Tesla Powerwall Home BatteryEnlarge Photo
The quarterly earnings calls held by Tesla Motors are always a chance to hear CEO Elon Musk describe the Silicon Valley carmaker's operations and outlooks.
But last week's call was a first: The bulk of the questions by financial analysts weren't about the company's electric cars.
Rather than questions about Model S sales, Model X launch, and development of the Model 3, most of the questions delved into Tesla Energy and its Powerwall home-energy storage systems.
The response to Tesla's announcement of battery packs for home, commercial, and utilty-scale energy storage has been "crazy, off the hook," Musk said on the call.
"It's gone super-viral."

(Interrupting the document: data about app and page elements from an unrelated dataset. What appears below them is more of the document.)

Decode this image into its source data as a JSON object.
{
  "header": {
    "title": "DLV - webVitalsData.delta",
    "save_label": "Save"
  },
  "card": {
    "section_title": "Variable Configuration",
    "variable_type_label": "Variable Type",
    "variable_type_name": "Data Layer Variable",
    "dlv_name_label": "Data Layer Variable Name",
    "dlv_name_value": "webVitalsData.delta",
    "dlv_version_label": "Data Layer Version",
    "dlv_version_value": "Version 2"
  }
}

Indeed, he said, as of last Wednesday, the company has already received 2,500 reservations for its Powerpack commercial and utility-scale storage packs.
Each of these orders typically includes around 10 individual packs, meaning the total one-week reservations represented 25,000 packs.
Tesla Motors CEO Elon Musk at Tesla Store opening in Westfield Mall, London, Oct 2013Enlarge Photo
That number is dwarfed by the 30,000 reservations for its Powerwall home-energy storage products, which "we suspect will be one and a half to two [packs] per installation," Musk said.
Togther, those orders would be more than half the number of packs used in Tesla's total vehicle production since 2008.
"There's no way we could possibly satisfy this demand this year," Musk admitted. "We're basically sold out through the middle of next year."
He also said Tesla had more than 2,500 requests from companies that want to distribute and install the home and utility packs.
"We've had to triage those requests," Musk said. "We can't even respond to the e-mails."
The demand for storage batteries is such that it could represent twice the energy demand of Tesla's car business, he said.
But Musk cautioned that such a number was only an estimate.
1,000th body for 2012 Tesla Model S on display at Tesla Motors factory, Fremont, CA, Oct 28, 2012Enlarge Photo
Cars or batteries?
So then could Tesla Motors "go the other way," one analyst asked: Could it move from being a car company to becoming a battery company?
"It's possible," Musk mused.
"All we know right now is that we have demand well in excess of our production ramp--so we'll try to increase our production ramp. That's the only thing we know for sure."